We had arrived around 11:30 a.m. before the crowds, but it took several hours to get a room in the ER. Unlike other hospitals I’ve been in, Duke has actual rooms in the ER for patients. Once you’re in the room you get the feeling you are locked away from everyone, abandoned. I hadn’t taken any of my medicine that day and no one was in a bother to get it for me. I guess the ER staff was busy, but doing what I have no idea. It took two requests to get a head pillow. I was put on the ER stretcher where I was left for 8 or 9 hours. It was like murder. My sensitivity due to neurological problems and the inability to move kicked in and it felt like my buttocks was burning. I cried and screamed for relief; my PBA was in full swing and I let it rage. Instead of simply moving me, I was offered morphine! Morphine would slow my respiratory system. How could it be that no one understands ALS in a hospital with a renowned ALS Clinic! You would think a neurologist would be called in to consult for a patient with a neurological disease. That only happens on TV. Finally I got two more pillows placed beneath me. That solved the problem. Morphine versus pillow. Smh.
Around midnight I finally got a hospital room, but only because my husband went home to get my Trilogy machine. The admitting doctor had never heard of Trilogy and said I would need to go to the respiratory ward which had no bed available until the next day. Not happening! So off my husband went to get my machine from home leaving me under the watchful eye of a friend who had joined us and knew her way around the medical nonsense. About ten minutes after arriving at the valet my husband learned that they had killed our van’s battery by leaving the transmission in neutral and the lights on. Now he needed a jump at 12:30 a.m. On his way back to the hospital, our friend had to call to tell him the hospital pharmacy did not carry one of my ALS-related medications. (Again, this is a hospital with a renowned ALS Clinic.) So again he went back home.
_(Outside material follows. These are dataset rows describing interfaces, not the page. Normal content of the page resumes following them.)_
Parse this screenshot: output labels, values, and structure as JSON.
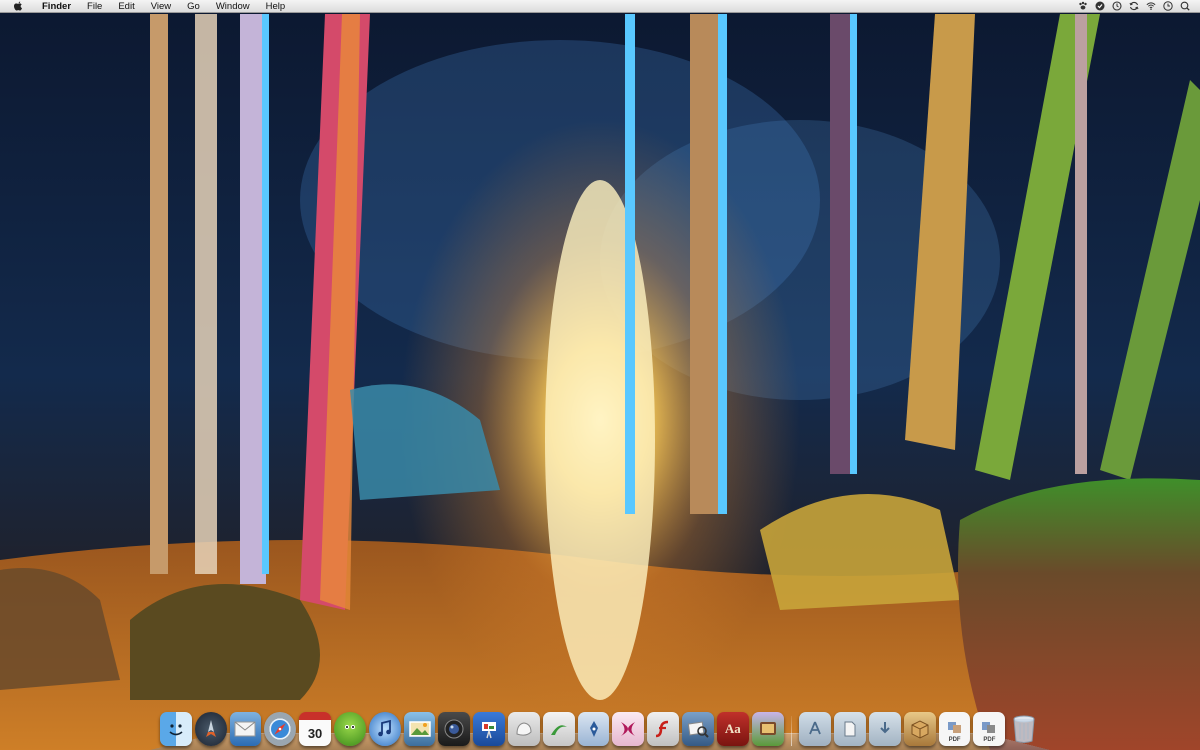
{
  "menubar": {
    "app_name": "Finder",
    "items": [
      {
        "label": "File"
      },
      {
        "label": "Edit"
      },
      {
        "label": "View"
      },
      {
        "label": "Go"
      },
      {
        "label": "Window"
      },
      {
        "label": "Help"
      }
    ],
    "extras": [
      "paw-icon",
      "check-circle-icon",
      "time-machine-icon",
      "sync-icon",
      "wifi-icon",
      "clock-icon",
      "spotlight-search-icon"
    ]
  },
  "dock": {
    "apps": [
      {
        "name": "finder-icon"
      },
      {
        "name": "launchpad-icon"
      },
      {
        "name": "mail-icon"
      },
      {
        "name": "safari-icon"
      },
      {
        "name": "ical-icon",
        "text": "30"
      },
      {
        "name": "adium-icon"
      },
      {
        "name": "itunes-icon"
      },
      {
        "name": "iphoto-icon"
      },
      {
        "name": "aperture-icon"
      },
      {
        "name": "keynote-icon"
      },
      {
        "name": "photoshop-icon"
      },
      {
        "name": "dreamweaver-icon"
      },
      {
        "name": "illustrator-icon"
      },
      {
        "name": "flash-icon"
      },
      {
        "name": "flash-player-icon"
      },
      {
        "name": "preview-icon"
      },
      {
        "name": "dictionary-icon",
        "text": "Aa"
      },
      {
        "name": "mac-app-store-icon"
      }
    ],
    "docs": [
      {
        "name": "applications-folder-icon"
      },
      {
        "name": "documents-folder-icon"
      },
      {
        "name": "downloads-folder-icon"
      },
      {
        "name": "package-icon"
      },
      {
        "name": "pdf-document-icon",
        "text": "PDF"
      },
      {
        "name": "pdf-document-icon-2",
        "text": "PDF"
      },
      {
        "name": "trash-icon"
      }
    ]
  },
  "colors": {
    "menubar_bg": "#e8e8e8",
    "light_glow": "#ffd36b",
    "tree_blue": "#59c8ff",
    "moss_green": "#48a02c",
    "leaf_orange": "#d9822b"
  }
}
At 1:30 a.m. we kicked our friend out so she could rest up for her next day at work. It was an exhausting day.
The good news in all of it was that the staff on the hospital floor are excellent. The nurses and nursing assistants are great at what they do, although I was their first ALS patient. The doctors did not know much about ALS so if you cannot speak, you had better have an advocate with you. Communication for me came down to shaking my head. No one has the patience to wait for your speech device.
The final result is that I have two blood clots, one in my left leg and one in my lungs. I will be on blood thinners for life. FU ALS.
teamgleason.org (2016a.). Team Gleason, Retrieved March 14, 2018 from http://www.teamgleason.org
teamgleason.org (2016b.). Team Gleason House, Retrieved March 23, 2018 from http://www.teamgleason.org